Mr Pruet also says that sustainability is key for tourism operators. Technology and attitude changes will enable Thailand's tourism industry to develop sustainably.
Cards on demand
While the company is focusing on strategic changes, it is still promoting its existing cards, with the exception of the 2-million baht 20-year Elite Ultimate Privilege visa. Current members, however, will still be able to enjoy all the benefits of the subscription, which include unlimited limousine services, a yearly medical check-up, and access to spas and golf courses 24 times a year.
The seven cards in the market include the Elite Family Premium (a 1-million-baht supplement to the Elite Ultimate Privilege), which includes unlimited limousine service, and access to spas and golf services 10 times a year. Its five-year Elite Easy Access retails for 500,000 baht and allows customers to use its limousine service 24 times, and hotel room upgrades. It also offers the five-year Elite Family Excursion for 800,000 baht, for family and short stays.
The 10-year Elite Family Alternative (800,000 baht), suited for families and long stays is another option. The 10-year Elite Privilege Access (1 million baht) is meant for longer stays and includes limousine services 18 times a year, and a yearly medical check-up.
The 20-year Elite Superiority Extension is suited for senior or retired people.
The price of the Elite Property Partnership will depend on the property purchasing deal.
The most popular cards are: Elite Easy Access' Elite Superiority Extension; and Elite Family Excursion, respectively.
"The seven cards categories start at 500,000 baht and offer various price points and privileges, covering every target group: wealthy foreigners, those with family residing in Thailand, and foreign investors looking to invest in property in the country through "Investment Immigration," he says.
Promote secondary destinations
TPC, which is 100%-owned by the Tourism Authority of Thailand (TAT), aims to promote tourism in Thailand and boost the number of high-end visitors to generate revenue for rural communities.
This year, TPC is promoting 55 secondary provinces to its membership. For years, most TPC members have only visited major cities like Bangkok, Chiang Mai, Phuket, Pattaya and Hua Hin.
TAT and TPC will collaborate to promote new destinations in secondary provinces to help channel income into local communities. TPC will continue to focus on expanding its membership among the investment community, as well as among business owners and retired foreigners.
TPC is working with about 70 providers of golf, spa, and limousine services. The company is considering increasing its vendors with demand.

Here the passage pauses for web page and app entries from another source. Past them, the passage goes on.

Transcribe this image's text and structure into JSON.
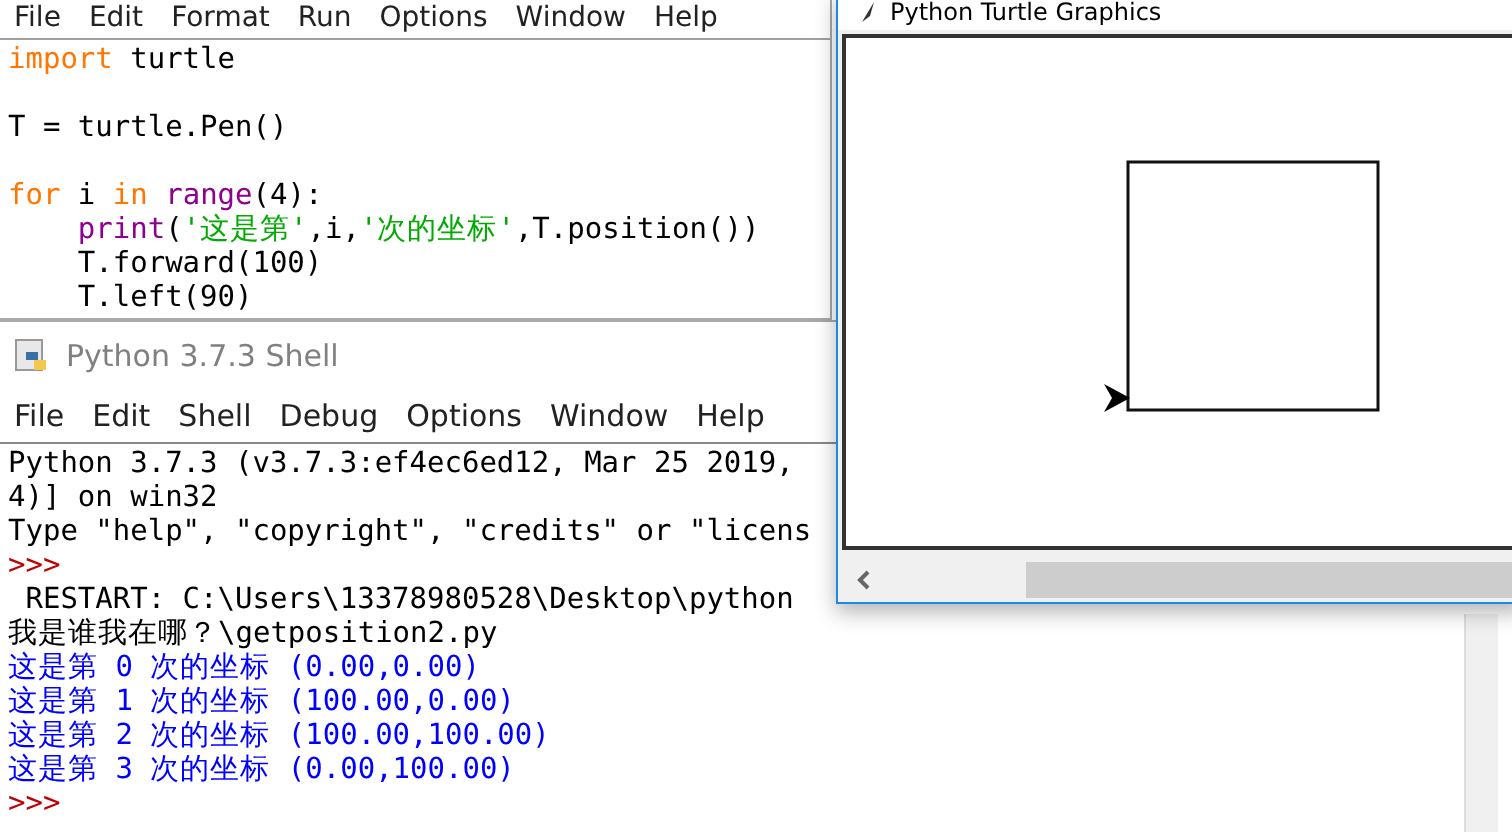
{
  "editor": {
    "menu": [
      "File",
      "Edit",
      "Format",
      "Run",
      "Options",
      "Window",
      "Help"
    ],
    "lines": [
      {
        "kind": "code",
        "tokens": [
          {
            "kind": "keyword",
            "text": "import"
          },
          {
            "kind": "plain",
            "text": " turtle"
          }
        ]
      },
      {
        "kind": "blank"
      },
      {
        "kind": "code",
        "tokens": [
          {
            "kind": "plain",
            "text": "T = turtle.Pen()"
          }
        ]
      },
      {
        "kind": "blank"
      },
      {
        "kind": "code",
        "tokens": [
          {
            "kind": "keyword",
            "text": "for"
          },
          {
            "kind": "plain",
            "text": " i "
          },
          {
            "kind": "keyword",
            "text": "in"
          },
          {
            "kind": "builtin",
            "text": " range"
          },
          {
            "kind": "plain",
            "text": "(4):"
          }
        ]
      },
      {
        "kind": "code",
        "tokens": [
          {
            "kind": "builtin",
            "text": "    print"
          },
          {
            "kind": "plain",
            "text": "("
          },
          {
            "kind": "string",
            "text": "'这是第'"
          },
          {
            "kind": "plain",
            "text": ",i,"
          },
          {
            "kind": "string",
            "text": "'次的坐标'"
          },
          {
            "kind": "plain",
            "text": ",T.position())"
          }
        ]
      },
      {
        "kind": "code",
        "tokens": [
          {
            "kind": "plain",
            "text": "    T.forward(100)"
          }
        ]
      },
      {
        "kind": "code",
        "tokens": [
          {
            "kind": "plain",
            "text": "    T.left(90)"
          }
        ]
      }
    ]
  },
  "shell": {
    "title": "Python 3.7.3 Shell",
    "menu": [
      "File",
      "Edit",
      "Shell",
      "Debug",
      "Options",
      "Window",
      "Help"
    ],
    "lines": [
      {
        "kind": "text",
        "text": "Python 3.7.3 (v3.7.3:ef4ec6ed12, Mar 25 2019,"
      },
      {
        "kind": "text",
        "text": "4)] on win32"
      },
      {
        "kind": "text",
        "text": "Type \"help\", \"copyright\", \"credits\" or \"licens"
      },
      {
        "kind": "prompt",
        "text": ">>>"
      },
      {
        "kind": "text",
        "text": " RESTART: C:\\Users\\13378980528\\Desktop\\python"
      },
      {
        "kind": "text",
        "text": "我是谁我在哪？\\getposition2.py"
      },
      {
        "kind": "output",
        "text": "这是第 0 次的坐标 (0.00,0.00)"
      },
      {
        "kind": "output",
        "text": "这是第 1 次的坐标 (100.00,0.00)"
      },
      {
        "kind": "output",
        "text": "这是第 2 次的坐标 (100.00,100.00)"
      },
      {
        "kind": "output",
        "text": "这是第 3 次的坐标 (0.00,100.00)"
      },
      {
        "kind": "prompt",
        "text": ">>>"
      }
    ]
  },
  "turtle": {
    "title": "Python Turtle Graphics"
  }
}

However, TPC may revise some unlimited services like limousine and spa because they may become a "huge cost" moving forward.
Mr Pruet says the company has spent a substantial part of its budget to improve its IT system and internal equipment in order to enhance management and operation.
The company grew 64% year-on-year in 2017, and increased its bottom line by 93% from 2016, after launching four new member cards, increasing its distribution channels, and allowing global dealers to appoint new marketing representatives.
Under its 2018 vision entitled "Simply Extraordinary Country Residency program Crafted for Friends of Thailand", TPC plans to include wealth management in its memberships.
The products will be crafted to meet residency requirements.
The company has increased the salary of its 140 staff by 7.5%, and paid an annual bonus.
Navigating the Thai seas
Mr Pruet says TPC organised the campaign "Thailand Elite Loves Thai Seas" to promote the development of marine and coastal natural resources.
Last Saturday, the firm partnered with the Marine and Coastal Resources Research and Development Centre of the Eastern Gulf of Thailand, the Department of Marine and Coastal Resources, and the Rayong Coastal Fisheries Development and Research Center.
The campaign will promote sustainable tourism and promote secondary tourist attractions.
"This is our new task. The first leg already took place at Munnai island," he says.